**Problem statement**
Look through the lines below, find those with the word "Studio", and copy them.
++++ Material shown ++++
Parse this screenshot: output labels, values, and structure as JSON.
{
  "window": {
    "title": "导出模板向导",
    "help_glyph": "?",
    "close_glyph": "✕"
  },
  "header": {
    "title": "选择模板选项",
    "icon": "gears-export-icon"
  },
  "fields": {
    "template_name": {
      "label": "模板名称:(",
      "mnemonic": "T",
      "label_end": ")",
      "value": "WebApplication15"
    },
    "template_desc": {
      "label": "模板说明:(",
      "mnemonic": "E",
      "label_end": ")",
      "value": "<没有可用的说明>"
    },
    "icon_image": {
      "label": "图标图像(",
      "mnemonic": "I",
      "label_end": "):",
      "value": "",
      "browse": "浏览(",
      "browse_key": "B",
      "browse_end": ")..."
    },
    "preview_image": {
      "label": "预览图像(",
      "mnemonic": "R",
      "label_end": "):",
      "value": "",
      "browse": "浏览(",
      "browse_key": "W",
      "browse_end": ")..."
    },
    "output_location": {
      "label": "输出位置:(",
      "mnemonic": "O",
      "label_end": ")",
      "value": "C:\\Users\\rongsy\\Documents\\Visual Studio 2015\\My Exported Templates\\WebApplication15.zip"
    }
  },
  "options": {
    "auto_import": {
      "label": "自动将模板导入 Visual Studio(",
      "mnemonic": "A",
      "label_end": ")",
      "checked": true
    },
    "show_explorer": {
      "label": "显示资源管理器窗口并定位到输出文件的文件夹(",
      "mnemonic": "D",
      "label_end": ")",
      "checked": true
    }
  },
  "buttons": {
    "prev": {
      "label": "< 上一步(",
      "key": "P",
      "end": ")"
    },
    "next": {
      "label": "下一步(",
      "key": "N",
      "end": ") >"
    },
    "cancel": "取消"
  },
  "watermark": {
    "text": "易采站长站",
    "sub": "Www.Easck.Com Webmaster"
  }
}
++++
**Answer to this problem**
      "value": "C:\\Users\\rongsy\\Documents\\Visual Studio 2015\\My Exported Templates\\WebApplication15.zip"
      "label": "自动将模板导入 Visual Studio(",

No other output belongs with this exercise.